◆ DATA SECTION:
%%

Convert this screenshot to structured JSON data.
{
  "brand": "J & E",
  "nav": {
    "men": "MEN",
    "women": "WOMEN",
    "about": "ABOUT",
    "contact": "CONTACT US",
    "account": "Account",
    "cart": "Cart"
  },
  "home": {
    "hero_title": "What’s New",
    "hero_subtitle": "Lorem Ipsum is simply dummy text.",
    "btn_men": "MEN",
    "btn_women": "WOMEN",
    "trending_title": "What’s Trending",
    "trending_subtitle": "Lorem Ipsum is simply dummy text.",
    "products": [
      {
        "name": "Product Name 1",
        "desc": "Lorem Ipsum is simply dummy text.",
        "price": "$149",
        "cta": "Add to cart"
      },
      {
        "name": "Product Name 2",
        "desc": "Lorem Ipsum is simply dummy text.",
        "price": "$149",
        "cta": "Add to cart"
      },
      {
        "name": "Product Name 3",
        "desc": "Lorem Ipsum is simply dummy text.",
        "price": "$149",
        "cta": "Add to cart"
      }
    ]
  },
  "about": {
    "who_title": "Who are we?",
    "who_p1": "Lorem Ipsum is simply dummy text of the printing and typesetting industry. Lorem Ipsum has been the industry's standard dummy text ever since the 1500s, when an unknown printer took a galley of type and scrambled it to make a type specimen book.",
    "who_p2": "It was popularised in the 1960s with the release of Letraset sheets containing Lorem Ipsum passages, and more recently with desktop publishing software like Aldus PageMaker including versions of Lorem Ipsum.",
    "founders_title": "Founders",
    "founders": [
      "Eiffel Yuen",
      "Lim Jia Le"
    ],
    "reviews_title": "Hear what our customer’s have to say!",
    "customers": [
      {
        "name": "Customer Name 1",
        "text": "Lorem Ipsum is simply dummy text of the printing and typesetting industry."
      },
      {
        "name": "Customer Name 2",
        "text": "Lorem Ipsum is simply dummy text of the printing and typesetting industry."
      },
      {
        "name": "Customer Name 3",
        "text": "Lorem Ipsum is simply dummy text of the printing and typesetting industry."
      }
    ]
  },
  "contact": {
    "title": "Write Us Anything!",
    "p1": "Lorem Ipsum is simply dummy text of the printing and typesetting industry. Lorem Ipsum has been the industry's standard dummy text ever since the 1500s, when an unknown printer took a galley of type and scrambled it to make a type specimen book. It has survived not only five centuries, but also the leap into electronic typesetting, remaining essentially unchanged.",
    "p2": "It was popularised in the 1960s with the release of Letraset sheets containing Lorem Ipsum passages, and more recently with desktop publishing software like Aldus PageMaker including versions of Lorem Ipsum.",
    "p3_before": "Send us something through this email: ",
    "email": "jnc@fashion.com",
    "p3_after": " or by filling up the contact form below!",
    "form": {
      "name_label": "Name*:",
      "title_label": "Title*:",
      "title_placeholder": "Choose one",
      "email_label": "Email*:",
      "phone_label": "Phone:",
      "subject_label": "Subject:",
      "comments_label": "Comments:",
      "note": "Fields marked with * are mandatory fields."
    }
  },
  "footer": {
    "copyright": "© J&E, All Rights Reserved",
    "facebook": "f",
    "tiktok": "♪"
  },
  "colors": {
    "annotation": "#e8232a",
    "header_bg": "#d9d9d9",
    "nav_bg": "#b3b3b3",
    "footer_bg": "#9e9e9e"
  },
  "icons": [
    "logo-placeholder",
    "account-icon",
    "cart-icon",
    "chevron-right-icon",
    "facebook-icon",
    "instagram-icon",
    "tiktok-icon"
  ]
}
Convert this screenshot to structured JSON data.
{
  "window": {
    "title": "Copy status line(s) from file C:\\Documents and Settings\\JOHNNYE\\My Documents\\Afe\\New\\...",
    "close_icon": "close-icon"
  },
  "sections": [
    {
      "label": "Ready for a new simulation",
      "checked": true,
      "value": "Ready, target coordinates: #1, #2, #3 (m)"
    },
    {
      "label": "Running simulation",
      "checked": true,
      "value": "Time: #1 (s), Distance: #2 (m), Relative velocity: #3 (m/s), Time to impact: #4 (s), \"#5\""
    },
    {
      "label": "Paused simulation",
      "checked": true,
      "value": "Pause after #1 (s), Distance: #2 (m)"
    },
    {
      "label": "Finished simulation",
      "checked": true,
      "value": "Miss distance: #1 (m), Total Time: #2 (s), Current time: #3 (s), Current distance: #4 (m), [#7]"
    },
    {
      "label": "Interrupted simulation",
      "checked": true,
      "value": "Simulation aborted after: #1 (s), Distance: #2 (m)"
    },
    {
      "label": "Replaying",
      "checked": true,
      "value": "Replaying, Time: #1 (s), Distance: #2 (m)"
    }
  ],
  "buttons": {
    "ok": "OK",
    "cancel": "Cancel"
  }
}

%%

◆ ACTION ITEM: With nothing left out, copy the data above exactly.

◆ ANSWER BOX:
Convert this screenshot to structured JSON data.
{
  "brand": "J & E",
  "nav": {
    "men": "MEN",
    "women": "WOMEN",
    "about": "ABOUT",
    "contact": "CONTACT US",
    "account": "Account",
    "cart": "Cart"
  },
  "home": {
    "hero_title": "What’s New",
    "hero_subtitle": "Lorem Ipsum is simply dummy text.",
    "btn_men": "MEN",
    "btn_women": "WOMEN",
    "trending_title": "What’s Trending",
    "trending_subtitle": "Lorem Ipsum is simply dummy text.",
    "products": [
      {
        "name": "Product Name 1",
        "desc": "Lorem Ipsum is simply dummy text.",
        "price": "$149",
        "cta": "Add to cart"
      },
      {
        "name": "Product Name 2",
        "desc": "Lorem Ipsum is simply dummy text.",
        "price": "$149",
        "cta": "Add to cart"
      },
      {
        "name": "Product Name 3",
        "desc": "Lorem Ipsum is simply dummy text.",
        "price": "$149",
        "cta": "Add to cart"
      }
    ]
  },
  "about": {
    "who_title": "Who are we?",
    "who_p1": "Lorem Ipsum is simply dummy text of the printing and typesetting industry. Lorem Ipsum has been the industry's standard dummy text ever since the 1500s, when an unknown printer took a galley of type and scrambled it to make a type specimen book.",
    "who_p2": "It was popularised in the 1960s with the release of Letraset sheets containing Lorem Ipsum passages, and more recently with desktop publishing software like Aldus PageMaker including versions of Lorem Ipsum.",
    "founders_title": "Founders",
    "founders": [
      "Eiffel Yuen",
      "Lim Jia Le"
    ],
    "reviews_title": "Hear what our customer’s have to say!",
    "customers": [
      {
        "name": "Customer Name 1",
        "text": "Lorem Ipsum is simply dummy text of the printing and typesetting industry."
      },
      {
        "name": "Customer Name 2",
        "text": "Lorem Ipsum is simply dummy text of the printing and typesetting industry."
      },
      {
        "name": "Customer Name 3",
        "text": "Lorem Ipsum is simply dummy text of the printing and typesetting industry."
      }
    ]
  },
  "contact": {
    "title": "Write Us Anything!",
    "p1": "Lorem Ipsum is simply dummy text of the printing and typesetting industry. Lorem Ipsum has been the industry's standard dummy text ever since the 1500s, when an unknown printer took a galley of type and scrambled it to make a type specimen book. It has survived not only five centuries, but also the leap into electronic typesetting, remaining essentially unchanged.",
    "p2": "It was popularised in the 1960s with the release of Letraset sheets containing Lorem Ipsum passages, and more recently with desktop publishing software like Aldus PageMaker including versions of Lorem Ipsum.",
    "p3_before": "Send us something through this email: ",
    "email": "jnc@fashion.com",
    "p3_after": " or by filling up the contact form below!",
    "form": {
      "name_label": "Name*:",
      "title_label": "Title*:",
      "title_placeholder": "Choose one",
      "email_label": "Email*:",
      "phone_label": "Phone:",
      "subject_label": "Subject:",
      "comments_label": "Comments:",
      "note": "Fields marked with * are mandatory fields."
    }
  },
  "footer": {
    "copyright": "© J&E, All Rights Reserved",
    "facebook": "f",
    "tiktok": "♪"
  },
  "colors": {
    "annotation": "#e8232a",
    "header_bg": "#d9d9d9",
    "nav_bg": "#b3b3b3",
    "footer_bg": "#9e9e9e"
  },
  "icons": [
    "logo-placeholder",
    "account-icon",
    "cart-icon",
    "chevron-right-icon",
    "facebook-icon",
    "instagram-icon",
    "tiktok-icon"
  ]
}
Convert this screenshot to structured JSON data.
{
  "window": {
    "title": "Copy status line(s) from file C:\\Documents and Settings\\JOHNNYE\\My Documents\\Afe\\New\\...",
    "close_icon": "close-icon"
  },
  "sections": [
    {
      "label": "Ready for a new simulation",
      "checked": true,
      "value": "Ready, target coordinates: #1, #2, #3 (m)"
    },
    {
      "label": "Running simulation",
      "checked": true,
      "value": "Time: #1 (s), Distance: #2 (m), Relative velocity: #3 (m/s), Time to impact: #4 (s), \"#5\""
    },
    {
      "label": "Paused simulation",
      "checked": true,
      "value": "Pause after #1 (s), Distance: #2 (m)"
    },
    {
      "label": "Finished simulation",
      "checked": true,
      "value": "Miss distance: #1 (m), Total Time: #2 (s), Current time: #3 (s), Current distance: #4 (m), [#7]"
    },
    {
      "label": "Interrupted simulation",
      "checked": true,
      "value": "Simulation aborted after: #1 (s), Distance: #2 (m)"
    },
    {
      "label": "Replaying",
      "checked": true,
      "value": "Replaying, Time: #1 (s), Distance: #2 (m)"
    }
  ],
  "buttons": {
    "ok": "OK",
    "cancel": "Cancel"
  }
}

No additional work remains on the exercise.